A current study from this year published in Medicine & Science in Sports & Exercise reveals that a simple 20-min period of exercise can significantly improve the symptoms for those who are experiencing late onset ADHD. This boost received from the exercise can significantly jump start motivation to complete tasks, provide much needed energy, and diminish most harmful negative emotions. Developing a new hobby can also provide some improvement with ADHD symptoms. Completely immersing yourself into something new can prove to be a great distraction and a way to allow yourself to focus on one thing at a time.
Reach Out to Someone
If you feel that the symptoms have become unmanageable for daily living, don’t be afraid to seek help. Therapy can often have a stigma attached to it, and it is not the solution for everyone, but each situation varies. If your finances do not allow you to see a conventional therapist, look into schools. These teaching schools allow their students to provide services for discounted rates, or even for free. If you do not wish to see a therapist, try asking for help from your family and friends. Your loved ones are often your biggest support systems and can help your situation if you open up to them. The importance of realizing you are not alone should be emphasized.
The internet is a great tool for connecting you with resources, or even like minded individuals. Talking with people who share your struggle can be very beneficial to learning how to cope with your late onset ADHD. From daily challenges to tips on dealing with symptoms, a quick internet search will allow you to access several forums and chat rooms dedicated to the topic. The more education you have on the disorder, the more equipped you will be to make a change in your own life.
Think Outside the Box
Seek out new ways to stay organized. If lists and timelines aren’t your style, try out some alternative ways to make sure that you are not forgetting important tasks throughout the day. Determine which of your senses is most dominant. Are you a visual learner? Do you prefer to take instructions verbally? Once you figure out what method your brain responds best to, you will be able to cater to your strengths.
Technology is a dominant force in the current times, and you will be likely to find several apps that are geared towards self help and organization.
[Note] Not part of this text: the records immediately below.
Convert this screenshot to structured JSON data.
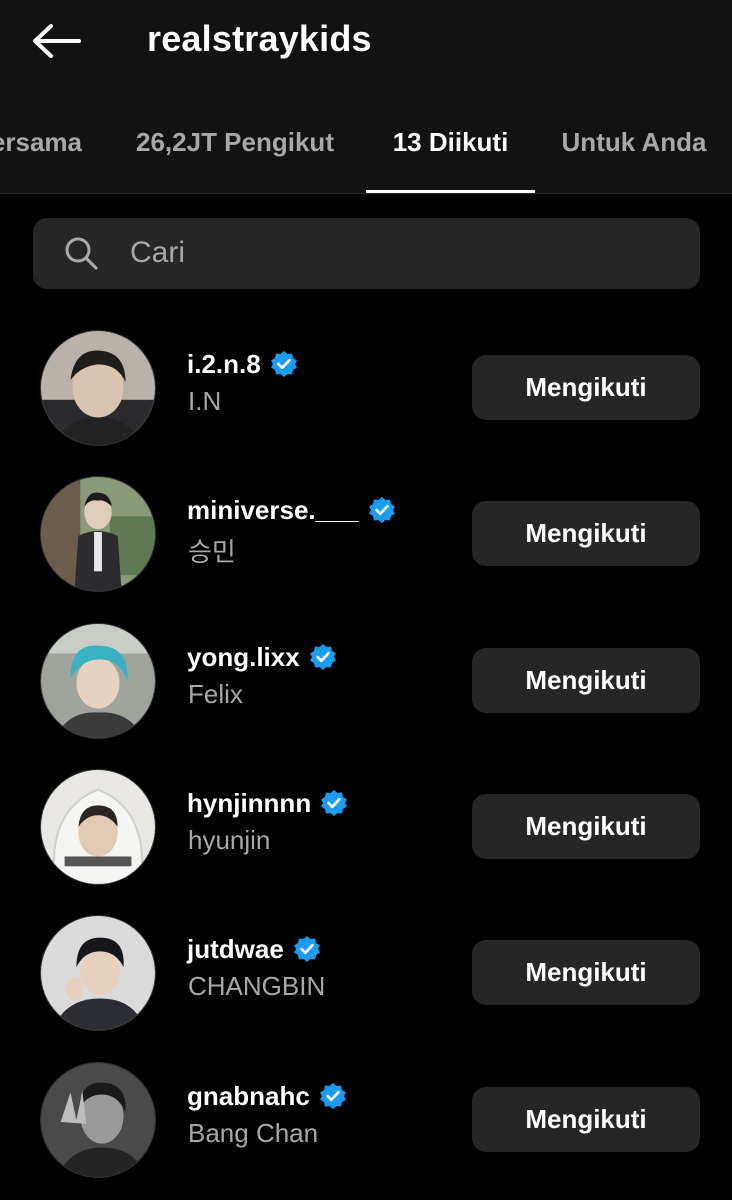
{
  "header": {
    "back_icon": "arrow-left-icon",
    "title": "realstraykids"
  },
  "tabs": [
    {
      "label": "ersama",
      "active": false
    },
    {
      "label": "26,2JT Pengikut",
      "active": false
    },
    {
      "label": "13 Diikuti",
      "active": true
    },
    {
      "label": "Untuk Anda",
      "active": false
    }
  ],
  "search": {
    "icon": "search-icon",
    "placeholder": "Cari",
    "value": ""
  },
  "colors": {
    "background": "#000000",
    "header_bg": "#121212",
    "surface": "#262626",
    "secondary_text": "#a8a8a8",
    "verified_blue": "#1d9bf0"
  },
  "following": [
    {
      "username": "i.2.n.8",
      "fullname": "I.N",
      "verified": true,
      "button": "Mengikuti"
    },
    {
      "username": "miniverse.___",
      "fullname": "승민",
      "verified": true,
      "button": "Mengikuti"
    },
    {
      "username": "yong.lixx",
      "fullname": "Felix",
      "verified": true,
      "button": "Mengikuti"
    },
    {
      "username": "hynjinnnn",
      "fullname": "hyunjin",
      "verified": true,
      "button": "Mengikuti"
    },
    {
      "username": "jutdwae",
      "fullname": "CHANGBIN",
      "verified": true,
      "button": "Mengikuti"
    },
    {
      "username": "gnabnahc",
      "fullname": "Bang Chan",
      "verified": true,
      "button": "Mengikuti"
    }
  ]
}
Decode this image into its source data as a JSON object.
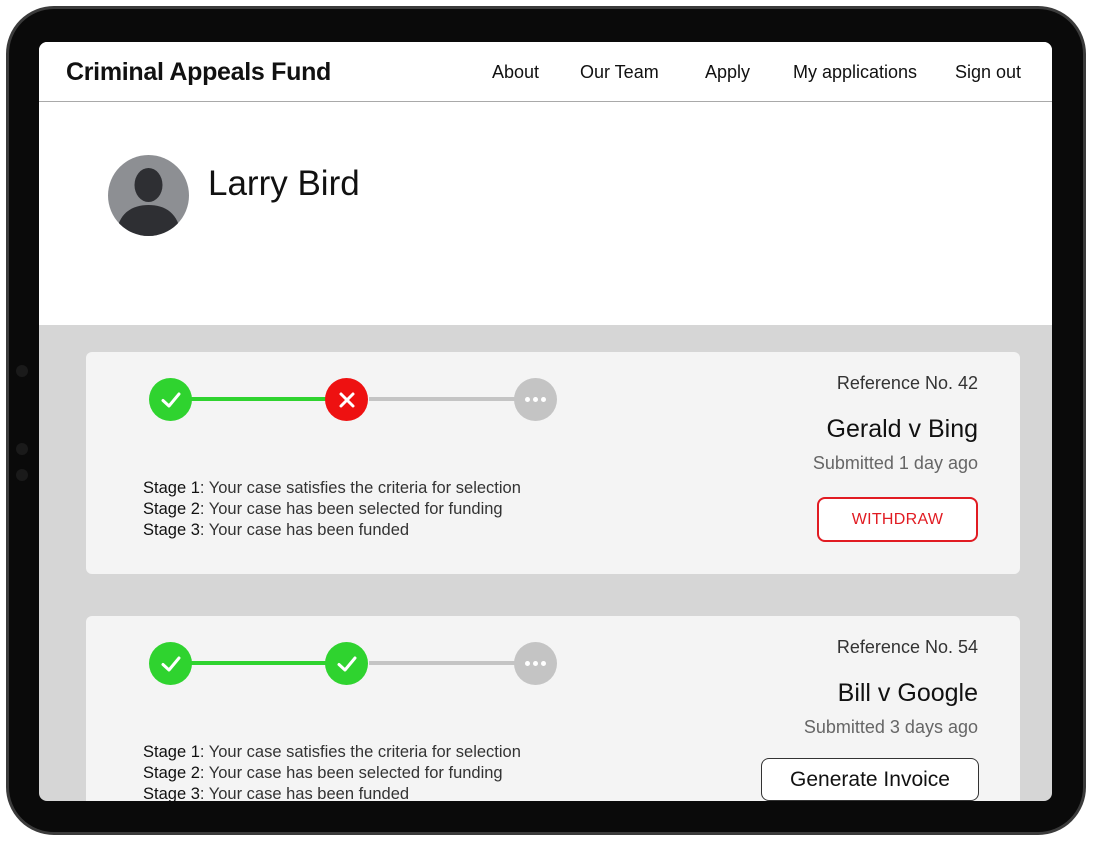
{
  "header": {
    "brand": "Criminal Appeals Fund",
    "nav": [
      "About",
      "Our Team",
      "Apply",
      "My applications",
      "Sign out"
    ]
  },
  "profile": {
    "name": "Larry Bird"
  },
  "applications": [
    {
      "reference": "Reference No. 42",
      "title": "Gerald v Bing",
      "submitted": "Submitted 1 day ago",
      "stage_status": [
        "complete",
        "failed",
        "pending"
      ],
      "stages": [
        {
          "label": "Stage 1",
          "text": ": Your case satisfies the criteria for selection"
        },
        {
          "label": "Stage 2",
          "text": ": Your case has been selected for funding"
        },
        {
          "label": "Stage 3",
          "text": ": Your case has been funded"
        }
      ],
      "action": "WITHDRAW"
    },
    {
      "reference": "Reference No. 54",
      "title": "Bill v Google",
      "submitted": "Submitted 3 days ago",
      "stage_status": [
        "complete",
        "complete",
        "pending"
      ],
      "stages": [
        {
          "label": "Stage 1",
          "text": ": Your case satisfies the criteria for selection"
        },
        {
          "label": "Stage 2",
          "text": ": Your case has been selected for funding"
        },
        {
          "label": "Stage 3",
          "text": ": Your case has been funded"
        }
      ],
      "action": "Generate Invoice"
    }
  ],
  "colors": {
    "complete": "#2fd32f",
    "failed": "#ee1111",
    "pending": "#c4c4c4",
    "withdraw": "#e11b22"
  },
  "icons": {
    "complete": "check-icon",
    "failed": "cross-icon",
    "pending": "more-dots-icon",
    "avatar": "person-silhouette-icon"
  }
}
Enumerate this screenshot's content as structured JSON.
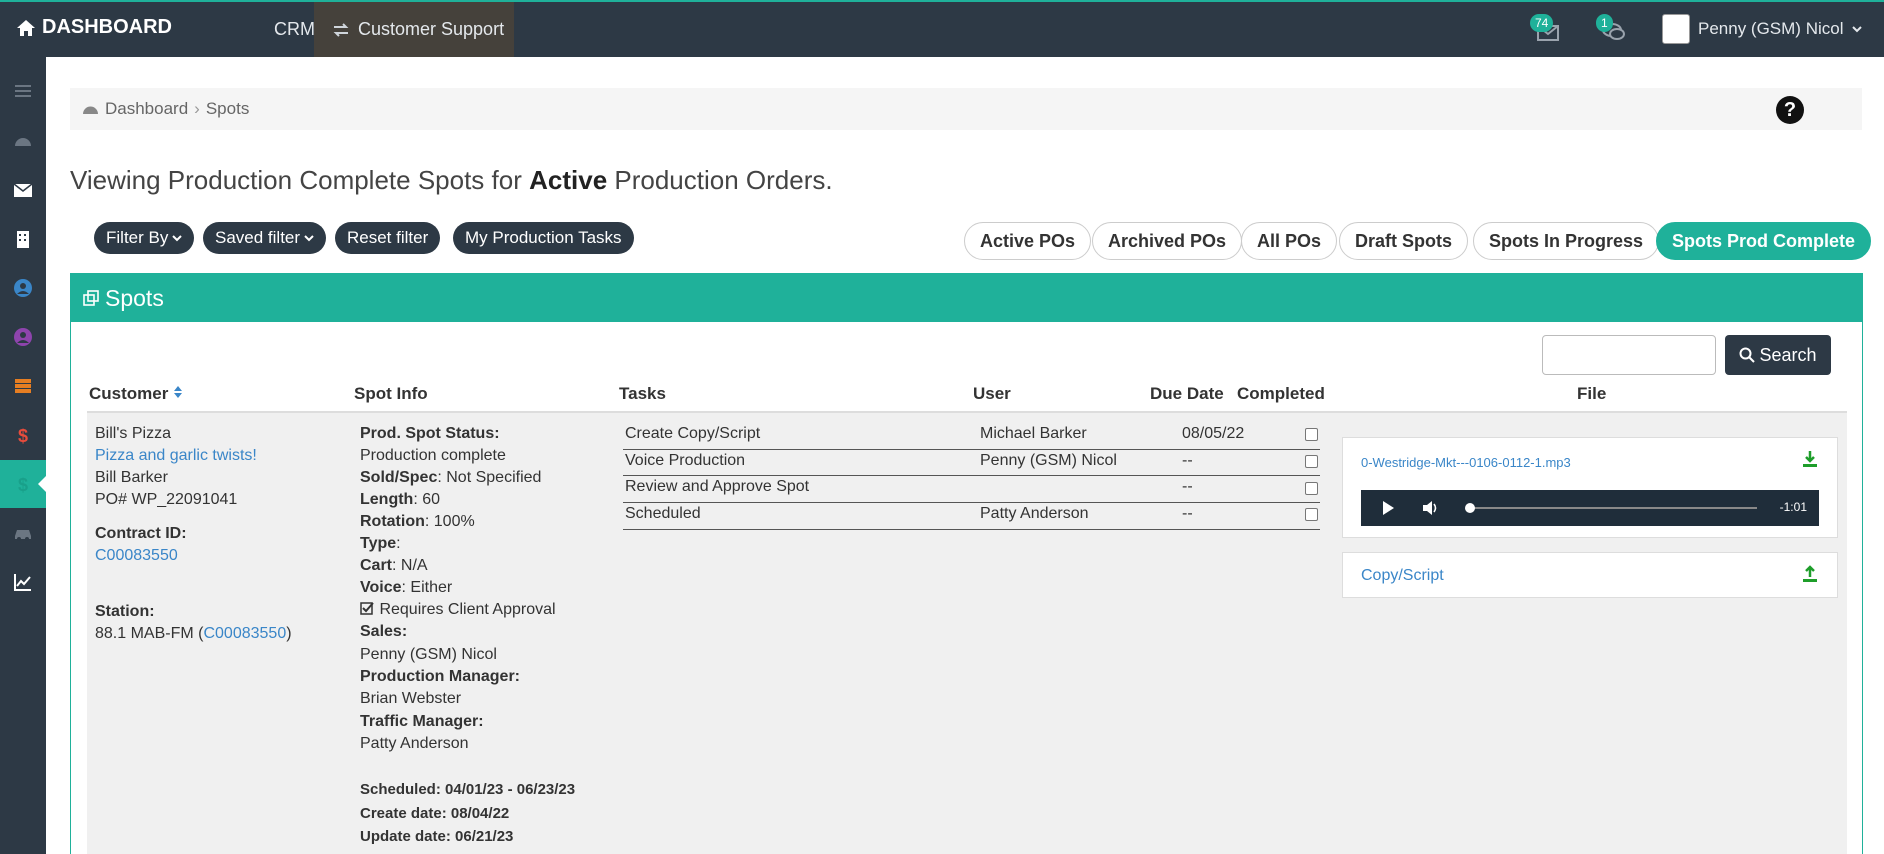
{
  "header": {
    "brand": "DASHBOARD",
    "crm": "CRM",
    "customer_support": "Customer Support",
    "mail_count": "74",
    "chat_count": "1",
    "user_name": "Penny (GSM) Nicol"
  },
  "breadcrumb": {
    "home": "Dashboard",
    "sep": "›",
    "current": "Spots"
  },
  "title": {
    "prefix": "Viewing Production Complete Spots for ",
    "bold": "Active",
    "suffix": " Production Orders."
  },
  "filters": {
    "filter_by": "Filter By",
    "saved_filter": "Saved filter",
    "reset": "Reset filter",
    "my_tasks": "My Production Tasks"
  },
  "tabs": [
    "Active POs",
    "Archived POs",
    "All POs",
    "Draft Spots",
    "Spots In Progress",
    "Spots Prod Complete"
  ],
  "panel": {
    "title": "Spots",
    "search_button": "Search"
  },
  "columns": {
    "customer": "Customer",
    "spot_info": "Spot Info",
    "tasks": "Tasks",
    "user": "User",
    "due": "Due Date",
    "completed": "Completed",
    "file": "File"
  },
  "customer": {
    "name": "Bill's Pizza",
    "slogan": "Pizza and garlic twists!",
    "contact": "Bill Barker",
    "po": "PO# WP_22091041",
    "contract_label": "Contract ID:",
    "contract_id": "C00083550",
    "station_label": "Station:",
    "station": "88.1 MAB-FM (",
    "station_link": "C00083550",
    "station_close": ")"
  },
  "spot": {
    "status_label": "Prod. Spot Status:",
    "status": "Production complete",
    "sold_label": "Sold/Spec",
    "sold": ": Not Specified",
    "length_label": "Length",
    "length": ": 60",
    "rotation_label": "Rotation",
    "rotation": ": 100%",
    "type_label": "Type",
    "type": ":",
    "cart_label": "Cart",
    "cart": ": N/A",
    "voice_label": "Voice",
    "voice": ": Either",
    "approval": "Requires Client Approval",
    "sales_label": "Sales:",
    "sales": "Penny (GSM) Nicol",
    "pm_label": "Production Manager:",
    "pm": "Brian Webster",
    "tm_label": "Traffic Manager:",
    "tm": "Patty Anderson",
    "scheduled": "Scheduled: 04/01/23 - 06/23/23",
    "created": "Create date: 08/04/22",
    "updated": "Update date: 06/21/23"
  },
  "tasks": [
    {
      "name": "Create Copy/Script",
      "user": "Michael Barker",
      "due": "08/05/22"
    },
    {
      "name": "Voice Production",
      "user": "Penny (GSM) Nicol",
      "due": "--"
    },
    {
      "name": "Review and Approve Spot",
      "user": "",
      "due": "--"
    },
    {
      "name": "Scheduled",
      "user": "Patty Anderson",
      "due": "--"
    }
  ],
  "file": {
    "audio_name": "0-Westridge-Mkt---0106-0112-1.mp3",
    "time": "-1:01",
    "copy_script": "Copy/Script"
  }
}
With ADHD, it is important to plan not only in the moment, but also far ahead of time. By doing this, you will allow your brain much more time to prepare for the event or activity. You are your own greatest tool in the journey of balancing your life while dealing with late onset ADHD. Be kind to yourself and inspire others around you to do the same!